• What you will do
Every line of the listing must be repeated in the answer without alteration.

• Provided entries
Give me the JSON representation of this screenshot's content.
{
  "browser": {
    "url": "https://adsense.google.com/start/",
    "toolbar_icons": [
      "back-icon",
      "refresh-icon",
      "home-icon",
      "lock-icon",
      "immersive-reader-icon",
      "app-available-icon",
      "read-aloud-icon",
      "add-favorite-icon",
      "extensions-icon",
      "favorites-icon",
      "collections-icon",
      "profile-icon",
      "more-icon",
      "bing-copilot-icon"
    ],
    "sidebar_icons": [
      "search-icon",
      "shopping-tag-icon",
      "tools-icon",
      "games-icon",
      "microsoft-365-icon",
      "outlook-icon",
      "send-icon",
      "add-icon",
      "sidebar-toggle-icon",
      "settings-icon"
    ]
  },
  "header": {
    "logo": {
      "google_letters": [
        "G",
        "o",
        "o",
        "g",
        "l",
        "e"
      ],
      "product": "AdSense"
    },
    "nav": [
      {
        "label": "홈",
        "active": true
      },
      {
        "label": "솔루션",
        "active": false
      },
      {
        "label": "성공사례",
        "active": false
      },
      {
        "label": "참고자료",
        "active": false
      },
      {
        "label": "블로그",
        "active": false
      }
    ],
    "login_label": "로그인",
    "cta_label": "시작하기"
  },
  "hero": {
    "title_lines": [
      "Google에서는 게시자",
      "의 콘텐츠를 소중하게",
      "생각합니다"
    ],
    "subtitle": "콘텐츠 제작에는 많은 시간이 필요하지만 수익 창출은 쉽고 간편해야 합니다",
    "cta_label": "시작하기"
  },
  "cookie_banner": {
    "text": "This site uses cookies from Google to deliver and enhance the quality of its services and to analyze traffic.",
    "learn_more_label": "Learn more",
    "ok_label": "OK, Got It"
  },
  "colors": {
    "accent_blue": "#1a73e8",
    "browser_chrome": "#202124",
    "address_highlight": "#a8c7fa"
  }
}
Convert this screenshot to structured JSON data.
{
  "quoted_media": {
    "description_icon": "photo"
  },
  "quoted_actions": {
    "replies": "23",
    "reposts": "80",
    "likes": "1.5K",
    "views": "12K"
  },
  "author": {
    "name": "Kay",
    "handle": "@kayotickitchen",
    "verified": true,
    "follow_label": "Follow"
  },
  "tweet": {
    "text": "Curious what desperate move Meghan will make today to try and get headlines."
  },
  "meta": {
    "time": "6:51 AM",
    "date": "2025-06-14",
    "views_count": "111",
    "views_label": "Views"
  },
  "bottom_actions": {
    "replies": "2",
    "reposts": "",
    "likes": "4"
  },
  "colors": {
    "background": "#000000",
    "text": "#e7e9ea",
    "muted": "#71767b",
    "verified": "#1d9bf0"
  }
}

• Reply to the task
Give me the JSON representation of this screenshot's content.
{
  "browser": {
    "url": "https://adsense.google.com/start/",
    "toolbar_icons": [
      "back-icon",
      "refresh-icon",
      "home-icon",
      "lock-icon",
      "immersive-reader-icon",
      "app-available-icon",
      "read-aloud-icon",
      "add-favorite-icon",
      "extensions-icon",
      "favorites-icon",
      "collections-icon",
      "profile-icon",
      "more-icon",
      "bing-copilot-icon"
    ],
    "sidebar_icons": [
      "search-icon",
      "shopping-tag-icon",
      "tools-icon",
      "games-icon",
      "microsoft-365-icon",
      "outlook-icon",
      "send-icon",
      "add-icon",
      "sidebar-toggle-icon",
      "settings-icon"
    ]
  },
  "header": {
    "logo": {
      "google_letters": [
        "G",
        "o",
        "o",
        "g",
        "l",
        "e"
      ],
      "product": "AdSense"
    },
    "nav": [
      {
        "label": "홈",
        "active": true
      },
      {
        "label": "솔루션",
        "active": false
      },
      {
        "label": "성공사례",
        "active": false
      },
      {
        "label": "참고자료",
        "active": false
      },
      {
        "label": "블로그",
        "active": false
      }
    ],
    "login_label": "로그인",
    "cta_label": "시작하기"
  },
  "hero": {
    "title_lines": [
      "Google에서는 게시자",
      "의 콘텐츠를 소중하게",
      "생각합니다"
    ],
    "subtitle": "콘텐츠 제작에는 많은 시간이 필요하지만 수익 창출은 쉽고 간편해야 합니다",
    "cta_label": "시작하기"
  },
  "cookie_banner": {
    "text": "This site uses cookies from Google to deliver and enhance the quality of its services and to analyze traffic.",
    "learn_more_label": "Learn more",
    "ok_label": "OK, Got It"
  },
  "colors": {
    "accent_blue": "#1a73e8",
    "browser_chrome": "#202124",
    "address_highlight": "#a8c7fa"
  }
}
Convert this screenshot to structured JSON data.
{
  "quoted_media": {
    "description_icon": "photo"
  },
  "quoted_actions": {
    "replies": "23",
    "reposts": "80",
    "likes": "1.5K",
    "views": "12K"
  },
  "author": {
    "name": "Kay",
    "handle": "@kayotickitchen",
    "verified": true,
    "follow_label": "Follow"
  },
  "tweet": {
    "text": "Curious what desperate move Meghan will make today to try and get headlines."
  },
  "meta": {
    "time": "6:51 AM",
    "date": "2025-06-14",
    "views_count": "111",
    "views_label": "Views"
  },
  "bottom_actions": {
    "replies": "2",
    "reposts": "",
    "likes": "4"
  },
  "colors": {
    "background": "#000000",
    "text": "#e7e9ea",
    "muted": "#71767b",
    "verified": "#1d9bf0"
  }
}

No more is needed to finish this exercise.